          That’s worked for me too, but lately I’ve had a lot more issues with my ears and these techniques have been quite helpful. Whatever works just as long as no one is pain 🙂

  8. November 21, 2015 / 6:20 am

    LOL ! The excruciating pain that you can get is I think akin to childbirth 🙁 I doubled up on medications on my last trip, using Mucinex AND Nyquil and it worked to perfection. Love the video !

    • November 24, 2015 / 9:50 am

      Glad you enjoyed the video! I doubled up last time and was fine as well. Thank goodness!

  9. November 17, 2015 / 12:52 am

    In general I think my ears hurt more than other passengers but on my last trip I had a cold as well and it was hell! I thought my ears would explode the minute we started losing altitude and my ears wouldn't pop and I couldn't hear well for 2 days :S

    • November 29, 2015 / 1:05 am

      Oh man I feel your pain! It’s the worst. You actually feel like you’re ears will never be the same again or you’ll go deaf. So scary. What have you been doing to help your ears? Have you tried any of the techniques I’ve mentioned? Do any of them work for you?
      Kristen Sarah recently posted..10 Obscene Hand Gestures Around the WorldMy Profile

  10. November 12, 2015 / 1:25 am

    My ears are incredibly sensitive to this! When I go on a plane it can take up to 14 days for my ears to get back to normal, literally. I found these things called “earplanes” before going on a big trip in 2005, and they saved me! They are like little ear plugs and when I take them out after my flight my ears are totally normal! You can get them at a Walgreens or other drugstore for around $15, and I’ve even seen them in airports lately. They are inexpensive, but one of the most valuable things I travel with!

    • November 15, 2015 / 10:22 pm

      I’ve been told by quite a few people about these earplugs now. I haven’t tried them myself yet but I am very curious to. I’m going to get a set for my next flight. Thanks for your suggestion!

  11. November 10, 2015 / 11:03 am

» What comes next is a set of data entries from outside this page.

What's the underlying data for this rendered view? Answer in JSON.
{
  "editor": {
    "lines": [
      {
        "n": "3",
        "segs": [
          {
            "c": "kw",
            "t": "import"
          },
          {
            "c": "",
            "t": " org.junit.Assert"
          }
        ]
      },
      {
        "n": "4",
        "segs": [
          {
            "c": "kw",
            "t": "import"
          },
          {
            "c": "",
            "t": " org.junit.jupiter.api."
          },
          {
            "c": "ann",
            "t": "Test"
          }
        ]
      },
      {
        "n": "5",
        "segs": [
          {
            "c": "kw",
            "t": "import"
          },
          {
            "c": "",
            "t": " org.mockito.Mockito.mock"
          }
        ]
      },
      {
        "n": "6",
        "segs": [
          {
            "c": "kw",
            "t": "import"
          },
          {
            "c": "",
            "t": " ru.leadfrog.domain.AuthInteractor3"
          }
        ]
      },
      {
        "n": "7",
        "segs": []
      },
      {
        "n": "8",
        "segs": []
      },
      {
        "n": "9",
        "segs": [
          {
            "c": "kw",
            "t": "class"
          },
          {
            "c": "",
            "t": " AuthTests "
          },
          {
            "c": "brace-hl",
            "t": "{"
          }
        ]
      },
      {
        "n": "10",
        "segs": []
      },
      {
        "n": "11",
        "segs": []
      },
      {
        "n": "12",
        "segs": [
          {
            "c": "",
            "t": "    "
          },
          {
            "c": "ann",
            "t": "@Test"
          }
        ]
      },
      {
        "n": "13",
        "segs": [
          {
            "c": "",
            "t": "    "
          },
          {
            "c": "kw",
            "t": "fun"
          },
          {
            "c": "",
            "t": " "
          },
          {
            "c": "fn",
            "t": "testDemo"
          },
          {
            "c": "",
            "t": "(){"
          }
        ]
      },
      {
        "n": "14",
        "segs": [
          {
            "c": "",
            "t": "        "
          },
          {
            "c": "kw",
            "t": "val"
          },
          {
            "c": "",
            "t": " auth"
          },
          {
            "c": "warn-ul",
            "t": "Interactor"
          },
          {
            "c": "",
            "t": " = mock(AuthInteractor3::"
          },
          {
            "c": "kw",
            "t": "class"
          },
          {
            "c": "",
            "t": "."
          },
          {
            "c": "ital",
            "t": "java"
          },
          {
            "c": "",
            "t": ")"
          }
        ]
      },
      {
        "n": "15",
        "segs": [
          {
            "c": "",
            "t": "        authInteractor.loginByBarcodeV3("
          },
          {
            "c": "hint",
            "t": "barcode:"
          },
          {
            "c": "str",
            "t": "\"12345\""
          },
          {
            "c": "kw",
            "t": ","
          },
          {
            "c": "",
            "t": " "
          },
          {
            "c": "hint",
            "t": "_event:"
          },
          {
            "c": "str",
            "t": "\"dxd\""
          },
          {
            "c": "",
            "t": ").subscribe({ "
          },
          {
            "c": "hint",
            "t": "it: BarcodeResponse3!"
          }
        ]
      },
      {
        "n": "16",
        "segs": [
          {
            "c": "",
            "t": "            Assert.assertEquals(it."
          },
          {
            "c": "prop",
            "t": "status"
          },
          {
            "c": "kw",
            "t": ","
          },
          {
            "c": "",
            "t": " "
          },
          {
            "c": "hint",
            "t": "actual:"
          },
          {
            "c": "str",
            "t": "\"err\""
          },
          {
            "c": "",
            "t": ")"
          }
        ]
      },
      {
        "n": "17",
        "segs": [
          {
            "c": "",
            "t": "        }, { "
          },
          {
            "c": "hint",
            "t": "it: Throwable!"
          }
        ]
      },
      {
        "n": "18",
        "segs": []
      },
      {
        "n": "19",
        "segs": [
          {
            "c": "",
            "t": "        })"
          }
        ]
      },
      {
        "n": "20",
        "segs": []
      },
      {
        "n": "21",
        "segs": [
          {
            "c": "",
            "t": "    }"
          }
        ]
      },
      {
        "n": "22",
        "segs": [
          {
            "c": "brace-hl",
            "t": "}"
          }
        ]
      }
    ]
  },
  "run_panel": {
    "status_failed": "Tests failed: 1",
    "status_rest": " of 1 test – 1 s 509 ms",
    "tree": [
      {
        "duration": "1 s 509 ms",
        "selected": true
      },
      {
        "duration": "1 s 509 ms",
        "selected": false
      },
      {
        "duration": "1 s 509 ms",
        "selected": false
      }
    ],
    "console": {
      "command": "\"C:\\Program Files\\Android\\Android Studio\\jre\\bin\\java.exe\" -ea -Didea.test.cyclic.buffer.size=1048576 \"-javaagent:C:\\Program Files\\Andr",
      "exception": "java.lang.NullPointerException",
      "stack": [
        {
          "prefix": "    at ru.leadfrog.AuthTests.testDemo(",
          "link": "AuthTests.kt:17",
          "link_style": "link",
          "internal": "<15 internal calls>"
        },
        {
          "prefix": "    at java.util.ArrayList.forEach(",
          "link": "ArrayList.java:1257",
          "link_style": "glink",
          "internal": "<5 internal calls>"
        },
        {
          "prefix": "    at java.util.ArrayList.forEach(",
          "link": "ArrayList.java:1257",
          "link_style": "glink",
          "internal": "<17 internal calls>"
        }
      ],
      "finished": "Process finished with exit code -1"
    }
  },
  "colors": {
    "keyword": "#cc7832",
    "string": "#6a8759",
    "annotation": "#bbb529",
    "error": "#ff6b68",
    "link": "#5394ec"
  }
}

    Oh, it sucks flying with a cold! The cups against your ears definitely work, I don’t even care how ridiculous it looks haha!
    Rianne recently posted..Tanji Fishing VillageMy Profile

    • November 10, 2015 / 2:04 pm

      It really does. It’s so soothing. I’m so glad I discovered that technique when I did. It was a life savour. Do you have problems with your ears often?

    • November 10, 2015 / 2:03 pm

      Oh no! How long did it last for? Are you feeling better now?